Gordon Friedman, the chair of the CPC committee that created the report, said the city should be listening to community members and experts.

“Not to say that cities, Cleveland included, should not be able to take advantage of modern technologies,” Friedman said. “What we do want is an intermediary body that reviews proposed technologies.”

Over the last few years, Cleveland has installed more than a thousand new cameras citywide and established a Real Time Crime Center where the city’s surveillance footage is monitored 12 hours a day.

The city is also seeking to launch an unmanned drone program and potentially expand its use of the gunshot detection technology Shotspotter.
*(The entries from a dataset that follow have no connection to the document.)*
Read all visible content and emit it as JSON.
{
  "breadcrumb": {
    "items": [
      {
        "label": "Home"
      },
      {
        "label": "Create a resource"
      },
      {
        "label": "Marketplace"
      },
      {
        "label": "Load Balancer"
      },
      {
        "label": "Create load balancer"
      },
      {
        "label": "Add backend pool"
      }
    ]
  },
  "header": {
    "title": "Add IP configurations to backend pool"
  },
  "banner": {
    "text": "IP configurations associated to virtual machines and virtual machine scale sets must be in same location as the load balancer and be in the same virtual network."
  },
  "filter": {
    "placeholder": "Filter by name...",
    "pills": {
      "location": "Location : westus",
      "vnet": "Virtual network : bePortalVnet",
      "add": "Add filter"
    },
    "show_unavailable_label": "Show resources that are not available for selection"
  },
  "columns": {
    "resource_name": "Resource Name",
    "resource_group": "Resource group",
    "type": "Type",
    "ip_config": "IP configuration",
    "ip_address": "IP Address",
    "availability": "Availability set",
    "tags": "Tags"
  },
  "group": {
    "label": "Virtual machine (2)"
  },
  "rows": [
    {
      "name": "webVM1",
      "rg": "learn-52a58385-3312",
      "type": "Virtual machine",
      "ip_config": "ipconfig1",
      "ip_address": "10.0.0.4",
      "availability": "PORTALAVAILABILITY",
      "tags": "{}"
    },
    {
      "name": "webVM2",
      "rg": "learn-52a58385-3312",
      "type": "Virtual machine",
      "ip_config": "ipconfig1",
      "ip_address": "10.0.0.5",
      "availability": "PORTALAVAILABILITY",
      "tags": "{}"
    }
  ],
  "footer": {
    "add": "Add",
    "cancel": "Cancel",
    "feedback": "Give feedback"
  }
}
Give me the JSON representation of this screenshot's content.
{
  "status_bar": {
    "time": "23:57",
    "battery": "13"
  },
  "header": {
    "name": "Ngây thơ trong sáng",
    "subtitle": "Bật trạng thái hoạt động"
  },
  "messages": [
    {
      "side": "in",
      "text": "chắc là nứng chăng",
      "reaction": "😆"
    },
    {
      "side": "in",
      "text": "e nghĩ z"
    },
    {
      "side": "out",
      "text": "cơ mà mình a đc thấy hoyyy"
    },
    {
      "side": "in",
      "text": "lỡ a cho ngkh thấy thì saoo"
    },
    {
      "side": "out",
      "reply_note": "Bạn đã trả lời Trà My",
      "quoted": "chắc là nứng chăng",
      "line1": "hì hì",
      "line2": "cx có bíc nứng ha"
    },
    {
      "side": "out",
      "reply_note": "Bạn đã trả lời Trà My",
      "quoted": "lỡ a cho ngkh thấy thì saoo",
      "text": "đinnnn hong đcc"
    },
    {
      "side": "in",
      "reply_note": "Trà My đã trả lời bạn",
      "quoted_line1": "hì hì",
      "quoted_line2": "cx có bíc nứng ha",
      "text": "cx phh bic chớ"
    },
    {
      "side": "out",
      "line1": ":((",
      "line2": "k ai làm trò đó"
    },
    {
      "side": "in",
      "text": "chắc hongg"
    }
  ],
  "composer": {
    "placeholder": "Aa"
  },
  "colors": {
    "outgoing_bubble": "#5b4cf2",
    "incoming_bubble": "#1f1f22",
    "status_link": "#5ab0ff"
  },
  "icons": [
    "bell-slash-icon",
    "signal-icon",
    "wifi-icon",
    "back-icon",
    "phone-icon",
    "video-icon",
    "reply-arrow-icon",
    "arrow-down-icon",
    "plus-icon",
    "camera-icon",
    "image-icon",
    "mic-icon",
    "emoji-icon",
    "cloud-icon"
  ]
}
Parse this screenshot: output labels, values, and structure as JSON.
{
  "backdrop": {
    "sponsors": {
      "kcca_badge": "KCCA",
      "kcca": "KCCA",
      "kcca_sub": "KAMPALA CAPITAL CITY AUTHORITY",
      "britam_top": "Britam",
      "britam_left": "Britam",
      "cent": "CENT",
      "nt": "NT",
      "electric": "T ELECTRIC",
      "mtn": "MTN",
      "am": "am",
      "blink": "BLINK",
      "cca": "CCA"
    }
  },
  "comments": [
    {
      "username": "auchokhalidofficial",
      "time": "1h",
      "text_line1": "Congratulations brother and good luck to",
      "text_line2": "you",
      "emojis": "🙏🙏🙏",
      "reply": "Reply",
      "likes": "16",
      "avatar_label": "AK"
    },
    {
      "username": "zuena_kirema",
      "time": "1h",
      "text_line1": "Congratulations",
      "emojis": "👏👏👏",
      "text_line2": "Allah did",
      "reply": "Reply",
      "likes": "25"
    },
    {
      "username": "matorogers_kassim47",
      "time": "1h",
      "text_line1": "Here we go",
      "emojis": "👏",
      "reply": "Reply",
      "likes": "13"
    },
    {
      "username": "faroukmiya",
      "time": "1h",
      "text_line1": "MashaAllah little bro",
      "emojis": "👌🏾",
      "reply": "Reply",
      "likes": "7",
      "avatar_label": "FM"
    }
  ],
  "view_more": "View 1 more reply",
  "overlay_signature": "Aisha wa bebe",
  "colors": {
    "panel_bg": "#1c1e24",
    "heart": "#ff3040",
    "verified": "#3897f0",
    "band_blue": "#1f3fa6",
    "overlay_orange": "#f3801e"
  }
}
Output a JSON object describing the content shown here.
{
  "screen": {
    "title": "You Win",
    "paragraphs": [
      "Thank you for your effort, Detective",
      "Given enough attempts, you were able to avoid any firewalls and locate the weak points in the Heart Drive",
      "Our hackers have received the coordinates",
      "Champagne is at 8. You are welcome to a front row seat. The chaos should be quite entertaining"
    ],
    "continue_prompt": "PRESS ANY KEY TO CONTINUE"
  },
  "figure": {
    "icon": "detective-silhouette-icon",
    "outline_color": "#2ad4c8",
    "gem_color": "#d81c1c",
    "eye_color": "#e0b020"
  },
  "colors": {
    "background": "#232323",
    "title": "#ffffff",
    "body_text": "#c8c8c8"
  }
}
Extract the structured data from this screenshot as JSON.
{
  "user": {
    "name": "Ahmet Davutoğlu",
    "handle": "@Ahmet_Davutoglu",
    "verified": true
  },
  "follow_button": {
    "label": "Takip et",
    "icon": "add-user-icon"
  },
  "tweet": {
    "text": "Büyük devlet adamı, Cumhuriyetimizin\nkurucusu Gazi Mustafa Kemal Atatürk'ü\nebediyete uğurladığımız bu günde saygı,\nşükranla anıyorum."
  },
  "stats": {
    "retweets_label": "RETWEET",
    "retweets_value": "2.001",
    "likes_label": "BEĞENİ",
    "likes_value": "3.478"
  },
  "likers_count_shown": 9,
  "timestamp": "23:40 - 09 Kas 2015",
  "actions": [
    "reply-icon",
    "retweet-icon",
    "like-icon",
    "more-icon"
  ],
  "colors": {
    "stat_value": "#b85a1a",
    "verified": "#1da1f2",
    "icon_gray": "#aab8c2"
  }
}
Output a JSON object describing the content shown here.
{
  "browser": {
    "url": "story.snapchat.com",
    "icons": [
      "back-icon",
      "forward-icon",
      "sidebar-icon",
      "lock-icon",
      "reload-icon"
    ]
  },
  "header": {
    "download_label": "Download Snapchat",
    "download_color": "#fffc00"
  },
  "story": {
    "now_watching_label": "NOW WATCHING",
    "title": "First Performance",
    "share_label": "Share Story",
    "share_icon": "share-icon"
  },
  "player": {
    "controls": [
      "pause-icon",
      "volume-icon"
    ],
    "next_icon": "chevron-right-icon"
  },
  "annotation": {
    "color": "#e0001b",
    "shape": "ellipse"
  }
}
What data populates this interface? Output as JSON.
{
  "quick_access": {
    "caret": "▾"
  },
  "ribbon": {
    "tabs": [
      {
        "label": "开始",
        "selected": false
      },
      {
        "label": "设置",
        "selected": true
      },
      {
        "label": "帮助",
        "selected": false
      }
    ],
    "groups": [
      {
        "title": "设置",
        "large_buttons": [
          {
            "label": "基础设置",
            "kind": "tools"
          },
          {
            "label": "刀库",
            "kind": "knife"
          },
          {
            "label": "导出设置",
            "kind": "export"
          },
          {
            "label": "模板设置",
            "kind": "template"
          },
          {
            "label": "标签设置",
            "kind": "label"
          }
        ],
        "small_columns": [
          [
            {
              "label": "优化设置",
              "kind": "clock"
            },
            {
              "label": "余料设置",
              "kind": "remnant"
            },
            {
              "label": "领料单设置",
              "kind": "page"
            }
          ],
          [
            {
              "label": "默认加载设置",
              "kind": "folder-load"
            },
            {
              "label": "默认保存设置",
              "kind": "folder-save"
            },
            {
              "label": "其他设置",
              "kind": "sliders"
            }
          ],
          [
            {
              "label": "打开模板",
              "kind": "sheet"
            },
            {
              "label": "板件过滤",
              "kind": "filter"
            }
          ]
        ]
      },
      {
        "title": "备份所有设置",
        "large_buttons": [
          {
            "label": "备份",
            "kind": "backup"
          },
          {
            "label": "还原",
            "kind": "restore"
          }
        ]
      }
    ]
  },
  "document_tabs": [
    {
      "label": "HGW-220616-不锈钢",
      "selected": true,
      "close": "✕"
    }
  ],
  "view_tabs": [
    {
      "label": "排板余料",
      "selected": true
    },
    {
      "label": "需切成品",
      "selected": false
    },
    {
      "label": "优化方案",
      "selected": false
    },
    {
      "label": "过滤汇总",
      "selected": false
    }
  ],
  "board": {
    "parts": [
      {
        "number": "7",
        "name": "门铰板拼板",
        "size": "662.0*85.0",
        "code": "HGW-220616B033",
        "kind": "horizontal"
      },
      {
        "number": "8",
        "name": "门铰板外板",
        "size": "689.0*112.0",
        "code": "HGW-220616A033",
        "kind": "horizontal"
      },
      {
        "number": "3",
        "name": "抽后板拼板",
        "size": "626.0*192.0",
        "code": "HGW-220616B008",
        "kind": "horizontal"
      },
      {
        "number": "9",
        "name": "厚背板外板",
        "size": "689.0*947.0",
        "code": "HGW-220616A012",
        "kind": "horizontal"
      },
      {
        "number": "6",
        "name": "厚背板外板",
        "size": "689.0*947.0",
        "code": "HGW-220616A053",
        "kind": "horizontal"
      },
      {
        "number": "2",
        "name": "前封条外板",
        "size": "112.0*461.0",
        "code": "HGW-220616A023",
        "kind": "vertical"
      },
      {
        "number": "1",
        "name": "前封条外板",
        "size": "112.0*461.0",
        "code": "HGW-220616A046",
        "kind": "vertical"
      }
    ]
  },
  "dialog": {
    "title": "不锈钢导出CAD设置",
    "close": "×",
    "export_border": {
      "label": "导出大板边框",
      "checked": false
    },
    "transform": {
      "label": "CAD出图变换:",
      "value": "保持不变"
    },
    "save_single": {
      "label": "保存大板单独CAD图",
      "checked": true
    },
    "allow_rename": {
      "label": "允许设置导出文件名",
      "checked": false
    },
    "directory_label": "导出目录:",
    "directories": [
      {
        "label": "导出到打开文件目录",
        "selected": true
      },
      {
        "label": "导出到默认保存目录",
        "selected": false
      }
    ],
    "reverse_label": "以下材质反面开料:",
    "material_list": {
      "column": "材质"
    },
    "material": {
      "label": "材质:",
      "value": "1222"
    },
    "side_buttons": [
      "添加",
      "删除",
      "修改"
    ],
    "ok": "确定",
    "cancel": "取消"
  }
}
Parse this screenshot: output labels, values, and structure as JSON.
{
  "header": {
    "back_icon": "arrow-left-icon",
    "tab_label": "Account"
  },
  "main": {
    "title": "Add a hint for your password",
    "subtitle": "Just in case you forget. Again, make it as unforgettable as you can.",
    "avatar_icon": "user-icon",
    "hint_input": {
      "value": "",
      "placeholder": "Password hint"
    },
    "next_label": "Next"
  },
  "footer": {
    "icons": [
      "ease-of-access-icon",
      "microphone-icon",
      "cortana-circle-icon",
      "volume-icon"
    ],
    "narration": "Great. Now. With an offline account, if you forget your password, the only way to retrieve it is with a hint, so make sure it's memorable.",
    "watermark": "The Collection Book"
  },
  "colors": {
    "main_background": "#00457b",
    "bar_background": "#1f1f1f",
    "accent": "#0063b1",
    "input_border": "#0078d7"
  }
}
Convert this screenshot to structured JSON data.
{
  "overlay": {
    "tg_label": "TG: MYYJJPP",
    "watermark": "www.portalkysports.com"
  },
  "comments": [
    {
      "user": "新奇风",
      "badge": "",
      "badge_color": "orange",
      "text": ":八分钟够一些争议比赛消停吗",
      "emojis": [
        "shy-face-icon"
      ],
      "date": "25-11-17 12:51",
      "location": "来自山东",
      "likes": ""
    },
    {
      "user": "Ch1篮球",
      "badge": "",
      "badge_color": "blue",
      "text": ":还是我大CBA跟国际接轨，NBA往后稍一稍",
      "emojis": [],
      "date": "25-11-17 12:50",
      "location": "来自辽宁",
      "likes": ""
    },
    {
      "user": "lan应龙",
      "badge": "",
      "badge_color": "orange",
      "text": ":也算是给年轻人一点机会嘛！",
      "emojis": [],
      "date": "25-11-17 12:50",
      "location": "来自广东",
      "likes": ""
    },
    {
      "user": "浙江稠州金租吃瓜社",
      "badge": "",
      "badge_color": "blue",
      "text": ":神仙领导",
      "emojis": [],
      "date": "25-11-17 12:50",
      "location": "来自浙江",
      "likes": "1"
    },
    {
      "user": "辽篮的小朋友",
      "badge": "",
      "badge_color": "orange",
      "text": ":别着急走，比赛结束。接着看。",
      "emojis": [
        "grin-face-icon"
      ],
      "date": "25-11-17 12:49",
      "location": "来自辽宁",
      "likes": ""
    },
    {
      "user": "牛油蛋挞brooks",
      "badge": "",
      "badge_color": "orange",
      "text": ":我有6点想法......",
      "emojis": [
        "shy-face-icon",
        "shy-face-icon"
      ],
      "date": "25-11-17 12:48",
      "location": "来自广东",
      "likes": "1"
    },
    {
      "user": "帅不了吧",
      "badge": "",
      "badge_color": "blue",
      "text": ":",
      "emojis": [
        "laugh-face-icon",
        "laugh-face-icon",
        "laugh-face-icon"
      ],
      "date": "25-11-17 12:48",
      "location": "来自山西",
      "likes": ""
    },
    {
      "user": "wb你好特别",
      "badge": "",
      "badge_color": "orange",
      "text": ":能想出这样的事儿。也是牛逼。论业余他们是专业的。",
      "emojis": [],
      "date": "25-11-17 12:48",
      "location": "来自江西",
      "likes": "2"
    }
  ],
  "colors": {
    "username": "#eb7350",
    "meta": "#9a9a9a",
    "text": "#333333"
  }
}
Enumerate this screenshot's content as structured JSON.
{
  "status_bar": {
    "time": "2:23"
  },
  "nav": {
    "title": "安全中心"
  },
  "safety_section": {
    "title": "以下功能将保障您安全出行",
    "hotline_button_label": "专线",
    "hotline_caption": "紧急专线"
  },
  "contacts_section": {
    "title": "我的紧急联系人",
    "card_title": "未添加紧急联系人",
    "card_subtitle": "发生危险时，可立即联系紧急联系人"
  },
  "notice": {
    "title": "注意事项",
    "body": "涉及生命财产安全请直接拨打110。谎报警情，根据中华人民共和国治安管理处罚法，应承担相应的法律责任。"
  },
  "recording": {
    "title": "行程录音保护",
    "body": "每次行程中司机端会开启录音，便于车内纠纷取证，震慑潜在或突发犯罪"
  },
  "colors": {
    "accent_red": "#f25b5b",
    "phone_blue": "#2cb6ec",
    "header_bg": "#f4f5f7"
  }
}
Police in the 4th District have run a Shotspotter pilot program since 2020.

At a recent council meeting, Chief Innovation and Technology Officer Froilan C. Roy Fernando seemed to indicate the city had access to facial recognition technology in the software it uses to process surveillance camera video.

City officials have denied that description of the city’s capabilities, though it does have two contracts with video processing providers that offer facial recognition in their law enforcement products.

The CPC’s Friedman said facial recognition is particularly problematic because it’s capable of tracking individuals' movements throughout a city and has a history of accuracy issues.

“I don’t think the city or the police department should just implement many forms of modern technology without getting the consent of the public,” Friedman said.

The CPC report also calls on the city to create a permanent committee that would oversee the city’s adoption and use of new surveillance technology.

The proposed committee is modeled after one in Oakland, California, called the Privacy Advisory Commission that advised the city on privacy best practices prior to the city purchasing and deploying surveillance technology.

“Public input is necessary to ensure that the people trust the police with any new technology,” the CPC authors wrote. “Research has shown that the public trust in the police will lead to their support of new police technology.”

Matthew Richmond is a reporter/producer at Ideastream Public Media who focuses on criminal justice.